Yeah right…

Figure 20: Australia cumulative gold production & modelling for an ultimate of 17 kt.
Australia’s gold production has peaked in 1997, and its decline will continue until about 2060 if the ultimate is 17 kt.
Figure 21: Australia annual gold production & modelling for an ultimate of 17 kt.
But since 1940, Australia’s gold grade decline seems to trend towards zero around 2035, meaning that the 17 kt ultimate from the USGS is too high! Australia’s gold grade is now at 2 g/t.
Figure 16: Canada cumulative gold production & modelling for an ultimate of 12 kt
Figure 17: Canada annual gold production and modelling for an ultimate of 12 kt
Canada’s gold grade trend from 1955 to 2004 can be extrapolated towards 2035, but only to 2010 using the last 12 years!
Figure 11: US cumulative gold production and modelling for an ultimate of 20 kt.
US gold production has shown several peaks: 1852, 1915, 1940 and the last and largest in 1998. It seems unlikely that there will be another significant peak.
Figure 12: US annual gold production for an ultimate of 20 kt.
Gold production’s drastic decline is confirmed by the decline of gold grade.
Figure 4: South Africa cumulative gold production & modelling.
Annual gold production from South Africa is compared to the gold price and modelled with 4 cycles:
Figure 5: South Africa annual gold production & modelling.
Gold mine grade is a very important element of the economics of gold mining. The present linear trend of South Africa’s gold grade will reach zero around 2060, which makes our annual production forecast look optimistic with the 58 kt ultimate.

I ignore CT in general because it leaves me feeling helpless and hopeless so that includes this interview.  Kennedy’s conspiracy speech (tried to do the link 1,000 times) is intriguing however and I won’t say CT doesn’t/can’t exist. 
Griffin loses credibility because of his response to peak oil.   He should have left that one blank.   Better yet, he should watch the CC and then re-take it.

Since the door has been opened a little wider, how about  a Straight Talk on chemtrails?   :slight_smile:

I haven’t read The Creature from Jekyll Island yet but recently listed to two podcasts where GEG provides a more in depth discussion (at this link or thru Itunes):

Based on the ongoing actions of the Fed today, this statement GEG made appears accurate:

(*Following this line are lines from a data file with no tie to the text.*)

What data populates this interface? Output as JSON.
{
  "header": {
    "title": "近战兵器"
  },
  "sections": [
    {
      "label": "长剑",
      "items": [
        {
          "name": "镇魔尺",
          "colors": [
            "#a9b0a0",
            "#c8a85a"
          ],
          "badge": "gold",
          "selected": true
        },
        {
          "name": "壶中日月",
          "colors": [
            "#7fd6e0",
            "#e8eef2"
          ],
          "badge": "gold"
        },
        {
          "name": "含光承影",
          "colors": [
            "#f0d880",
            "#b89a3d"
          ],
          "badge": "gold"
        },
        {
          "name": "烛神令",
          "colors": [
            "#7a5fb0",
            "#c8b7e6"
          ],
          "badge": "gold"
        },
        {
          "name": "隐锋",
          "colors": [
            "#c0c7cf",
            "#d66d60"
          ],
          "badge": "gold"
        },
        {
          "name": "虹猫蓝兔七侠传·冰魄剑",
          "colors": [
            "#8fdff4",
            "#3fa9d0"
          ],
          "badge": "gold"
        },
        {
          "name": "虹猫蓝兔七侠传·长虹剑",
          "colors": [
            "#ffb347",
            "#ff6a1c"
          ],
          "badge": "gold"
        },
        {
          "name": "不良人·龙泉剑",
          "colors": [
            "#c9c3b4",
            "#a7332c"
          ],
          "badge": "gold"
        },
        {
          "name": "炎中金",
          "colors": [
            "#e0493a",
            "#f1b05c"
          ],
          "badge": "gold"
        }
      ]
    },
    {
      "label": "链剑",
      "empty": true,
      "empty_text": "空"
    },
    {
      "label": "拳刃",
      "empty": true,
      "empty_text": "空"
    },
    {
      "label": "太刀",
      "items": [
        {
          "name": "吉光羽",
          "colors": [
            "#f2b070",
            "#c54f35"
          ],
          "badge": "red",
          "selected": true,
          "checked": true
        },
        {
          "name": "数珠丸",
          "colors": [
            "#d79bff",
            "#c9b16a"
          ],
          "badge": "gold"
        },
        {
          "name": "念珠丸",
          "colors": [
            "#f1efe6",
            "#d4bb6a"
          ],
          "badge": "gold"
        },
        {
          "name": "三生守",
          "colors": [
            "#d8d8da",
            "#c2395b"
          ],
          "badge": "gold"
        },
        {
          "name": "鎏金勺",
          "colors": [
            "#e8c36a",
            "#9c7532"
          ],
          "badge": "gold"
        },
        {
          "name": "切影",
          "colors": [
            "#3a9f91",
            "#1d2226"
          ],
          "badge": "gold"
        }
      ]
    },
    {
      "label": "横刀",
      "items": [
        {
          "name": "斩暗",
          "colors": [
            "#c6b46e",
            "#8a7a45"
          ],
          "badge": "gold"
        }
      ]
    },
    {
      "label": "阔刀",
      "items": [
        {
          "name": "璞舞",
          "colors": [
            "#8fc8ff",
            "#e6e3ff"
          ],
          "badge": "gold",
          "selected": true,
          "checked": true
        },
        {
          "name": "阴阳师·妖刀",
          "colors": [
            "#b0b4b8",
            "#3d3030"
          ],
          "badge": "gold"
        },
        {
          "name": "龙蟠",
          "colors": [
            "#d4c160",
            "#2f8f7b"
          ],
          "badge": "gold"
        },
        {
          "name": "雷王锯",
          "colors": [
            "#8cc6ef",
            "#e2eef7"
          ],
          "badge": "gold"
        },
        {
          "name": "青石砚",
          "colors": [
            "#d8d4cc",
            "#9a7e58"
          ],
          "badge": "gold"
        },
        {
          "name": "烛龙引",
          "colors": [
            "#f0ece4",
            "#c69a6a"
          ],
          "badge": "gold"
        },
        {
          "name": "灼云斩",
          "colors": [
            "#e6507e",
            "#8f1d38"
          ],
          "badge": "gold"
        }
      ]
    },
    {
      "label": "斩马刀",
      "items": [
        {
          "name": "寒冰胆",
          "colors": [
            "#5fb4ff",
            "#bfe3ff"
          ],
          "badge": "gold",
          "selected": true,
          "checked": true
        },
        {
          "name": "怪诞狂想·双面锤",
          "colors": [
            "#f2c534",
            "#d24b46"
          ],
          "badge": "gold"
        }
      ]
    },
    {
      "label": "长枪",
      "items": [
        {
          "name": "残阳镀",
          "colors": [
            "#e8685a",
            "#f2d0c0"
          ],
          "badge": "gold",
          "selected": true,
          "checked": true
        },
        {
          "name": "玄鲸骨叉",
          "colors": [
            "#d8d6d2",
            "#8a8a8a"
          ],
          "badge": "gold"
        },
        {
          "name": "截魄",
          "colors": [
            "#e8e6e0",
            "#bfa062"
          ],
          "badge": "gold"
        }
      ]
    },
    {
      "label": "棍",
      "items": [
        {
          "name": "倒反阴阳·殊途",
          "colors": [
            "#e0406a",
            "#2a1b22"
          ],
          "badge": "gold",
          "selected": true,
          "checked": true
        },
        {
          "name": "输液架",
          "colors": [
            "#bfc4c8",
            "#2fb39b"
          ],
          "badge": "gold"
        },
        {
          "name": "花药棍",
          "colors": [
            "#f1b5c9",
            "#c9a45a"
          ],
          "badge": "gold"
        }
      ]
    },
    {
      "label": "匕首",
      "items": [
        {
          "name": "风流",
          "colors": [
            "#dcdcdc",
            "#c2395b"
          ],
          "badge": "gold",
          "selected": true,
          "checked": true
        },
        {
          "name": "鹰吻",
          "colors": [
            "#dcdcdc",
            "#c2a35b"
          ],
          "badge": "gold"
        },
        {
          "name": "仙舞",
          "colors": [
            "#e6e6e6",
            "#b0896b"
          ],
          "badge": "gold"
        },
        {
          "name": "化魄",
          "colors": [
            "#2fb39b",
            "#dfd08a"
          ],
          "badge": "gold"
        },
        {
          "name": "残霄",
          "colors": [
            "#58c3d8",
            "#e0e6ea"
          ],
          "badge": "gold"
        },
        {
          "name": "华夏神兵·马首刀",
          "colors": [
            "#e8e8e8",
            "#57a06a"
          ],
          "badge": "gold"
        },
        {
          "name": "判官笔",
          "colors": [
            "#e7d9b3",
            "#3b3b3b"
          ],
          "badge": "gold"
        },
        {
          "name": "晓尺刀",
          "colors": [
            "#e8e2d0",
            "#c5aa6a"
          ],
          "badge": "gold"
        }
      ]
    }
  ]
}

We must remember that the Fed is a banking cartel.  As such, its primary objective was never to stabilize the economy, but to benefit members of the cartel.